One of Norway’s biggest newspapers, Aftenposten, have been running a debate on prostitution lately, sparked by Danish former prostitute Tanja Rahm’s post on her own personal blog. In her letter, she bashes every costumer she ever encountered, while vividly recalling her days on the street, selling her body to make ends meet for herself.
The debate resurfaces every now and then, but is particularly interesting in Norway after the right-wing coaliton came to power in 2013. As of 2009 it is prohibited to buy sex, but selling it is legal. The newly elected right-wing coaltion want it to once again be legal to buy sex in Norway, and their renewed power makes a repeal imminent.
A bunch of ethical questions comes with this debate. Ask a Norwegian liberal for his stand on this delicate matter, and you would most likely get an answer such as ’as long as two adults have made an agreement, I dont necessarliy see anything wrong with it’. While this would not apply to all right-wing voters in Norway, it is not too far-fetched to assume they hold a similar view.

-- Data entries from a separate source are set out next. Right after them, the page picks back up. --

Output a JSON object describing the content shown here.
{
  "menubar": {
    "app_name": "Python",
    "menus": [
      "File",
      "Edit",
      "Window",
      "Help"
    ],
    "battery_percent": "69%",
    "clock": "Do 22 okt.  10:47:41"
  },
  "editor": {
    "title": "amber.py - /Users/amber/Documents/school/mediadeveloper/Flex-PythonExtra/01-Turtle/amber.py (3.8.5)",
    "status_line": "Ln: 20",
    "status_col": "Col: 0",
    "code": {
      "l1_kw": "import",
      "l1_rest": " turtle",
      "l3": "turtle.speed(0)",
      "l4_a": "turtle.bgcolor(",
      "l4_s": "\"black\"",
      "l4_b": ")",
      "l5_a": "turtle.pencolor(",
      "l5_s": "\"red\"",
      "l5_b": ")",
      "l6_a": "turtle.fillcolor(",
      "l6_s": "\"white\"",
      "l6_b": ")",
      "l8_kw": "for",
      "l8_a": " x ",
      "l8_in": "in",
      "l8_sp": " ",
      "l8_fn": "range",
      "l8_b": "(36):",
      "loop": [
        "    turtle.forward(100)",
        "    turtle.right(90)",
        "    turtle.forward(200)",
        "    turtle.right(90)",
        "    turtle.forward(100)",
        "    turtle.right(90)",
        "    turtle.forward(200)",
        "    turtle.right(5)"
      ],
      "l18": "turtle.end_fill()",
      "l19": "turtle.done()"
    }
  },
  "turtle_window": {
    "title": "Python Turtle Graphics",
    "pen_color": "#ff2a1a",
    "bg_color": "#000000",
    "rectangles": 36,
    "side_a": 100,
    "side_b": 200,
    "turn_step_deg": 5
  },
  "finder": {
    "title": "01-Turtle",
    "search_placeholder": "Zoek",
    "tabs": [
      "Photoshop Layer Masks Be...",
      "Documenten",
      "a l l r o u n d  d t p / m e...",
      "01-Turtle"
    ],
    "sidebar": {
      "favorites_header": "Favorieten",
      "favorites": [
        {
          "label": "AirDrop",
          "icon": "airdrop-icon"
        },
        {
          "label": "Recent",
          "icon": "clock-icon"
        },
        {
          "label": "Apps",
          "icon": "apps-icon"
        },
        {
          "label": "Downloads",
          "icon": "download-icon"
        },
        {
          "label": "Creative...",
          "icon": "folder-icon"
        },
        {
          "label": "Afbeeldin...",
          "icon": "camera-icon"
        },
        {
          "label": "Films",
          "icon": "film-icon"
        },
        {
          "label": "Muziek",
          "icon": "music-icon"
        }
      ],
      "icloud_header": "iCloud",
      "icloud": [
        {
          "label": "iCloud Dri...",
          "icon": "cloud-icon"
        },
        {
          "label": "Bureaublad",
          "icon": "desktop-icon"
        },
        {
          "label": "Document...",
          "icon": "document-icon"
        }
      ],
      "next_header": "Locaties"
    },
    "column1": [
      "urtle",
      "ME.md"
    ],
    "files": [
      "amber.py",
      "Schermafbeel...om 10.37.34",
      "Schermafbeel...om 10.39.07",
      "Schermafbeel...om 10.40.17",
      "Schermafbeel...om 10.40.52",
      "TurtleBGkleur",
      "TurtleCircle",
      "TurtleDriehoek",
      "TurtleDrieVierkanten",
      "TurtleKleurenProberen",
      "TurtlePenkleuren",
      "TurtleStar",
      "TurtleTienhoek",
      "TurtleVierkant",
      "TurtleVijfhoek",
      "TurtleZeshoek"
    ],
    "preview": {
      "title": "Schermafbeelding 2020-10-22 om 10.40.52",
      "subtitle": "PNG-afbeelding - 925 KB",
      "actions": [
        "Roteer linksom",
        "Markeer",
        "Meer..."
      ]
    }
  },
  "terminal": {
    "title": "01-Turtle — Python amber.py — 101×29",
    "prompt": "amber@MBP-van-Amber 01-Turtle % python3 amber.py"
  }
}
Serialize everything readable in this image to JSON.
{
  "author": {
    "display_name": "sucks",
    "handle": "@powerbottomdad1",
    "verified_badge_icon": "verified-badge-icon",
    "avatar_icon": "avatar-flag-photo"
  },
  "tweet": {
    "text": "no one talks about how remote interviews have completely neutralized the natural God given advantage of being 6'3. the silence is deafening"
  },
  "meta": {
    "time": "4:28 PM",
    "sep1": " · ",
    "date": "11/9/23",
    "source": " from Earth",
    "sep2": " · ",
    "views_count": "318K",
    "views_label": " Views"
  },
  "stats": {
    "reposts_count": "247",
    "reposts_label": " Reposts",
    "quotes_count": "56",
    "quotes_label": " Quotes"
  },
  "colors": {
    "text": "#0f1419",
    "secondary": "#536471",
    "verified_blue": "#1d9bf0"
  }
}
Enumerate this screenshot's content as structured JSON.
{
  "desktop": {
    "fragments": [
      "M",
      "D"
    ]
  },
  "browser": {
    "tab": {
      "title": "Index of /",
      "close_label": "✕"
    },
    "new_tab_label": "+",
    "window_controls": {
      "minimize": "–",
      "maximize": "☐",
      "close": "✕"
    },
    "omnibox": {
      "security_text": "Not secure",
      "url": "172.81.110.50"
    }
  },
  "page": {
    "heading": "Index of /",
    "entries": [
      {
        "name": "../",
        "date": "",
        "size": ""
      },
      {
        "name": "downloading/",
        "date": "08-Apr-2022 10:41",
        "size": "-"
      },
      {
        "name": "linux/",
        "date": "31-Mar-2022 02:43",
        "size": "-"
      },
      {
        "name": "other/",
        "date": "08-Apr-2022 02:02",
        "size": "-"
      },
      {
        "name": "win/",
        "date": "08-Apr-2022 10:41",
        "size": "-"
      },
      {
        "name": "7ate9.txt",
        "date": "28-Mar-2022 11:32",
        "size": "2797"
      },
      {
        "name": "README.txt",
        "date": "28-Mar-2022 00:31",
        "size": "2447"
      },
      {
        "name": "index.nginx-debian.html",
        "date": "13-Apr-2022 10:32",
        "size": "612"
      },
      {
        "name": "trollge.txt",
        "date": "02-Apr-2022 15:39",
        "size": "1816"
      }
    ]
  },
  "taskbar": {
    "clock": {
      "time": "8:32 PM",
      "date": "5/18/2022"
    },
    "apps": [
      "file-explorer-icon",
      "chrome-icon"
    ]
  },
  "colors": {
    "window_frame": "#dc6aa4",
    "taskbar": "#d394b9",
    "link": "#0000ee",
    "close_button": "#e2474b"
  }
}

On the other hand, the left-wing stance is that buying or selling sex is morally wrong. A Christian, for instance, backed by Norwegian christian party KRF, would tell you that sex belongs within the boundaries of marriage, and can not be legitimized through simple agreements between two adults. Sex is sacred and connected to human dignity. Selling one’s body in return for money would ’reduce humans to a machine’, as Tanja Rahm put it in her blog.
Many factors need to be considered and taken into account before making a decision, which I am sure Norwegian politicians are aware of. With that said, I don’t think the law should be based on morale, but on what actually works in practice.
The key questions to ask is if the prohibition of buying sex is actually bettering the working condition of prosititutes. I believe a debate about HIV being spread, protection against violence and ways of bettering the working conditions of women or men selling their bodies would be healthier rather than a morale debate undermining whoever buys sex.
I am not in any way, shape or form trying to champion prostitution itself, but as long as the framework conditions are safe and the person, either man or woman, are selling their body willingly, I don’t have an ethical fundamental problem with it.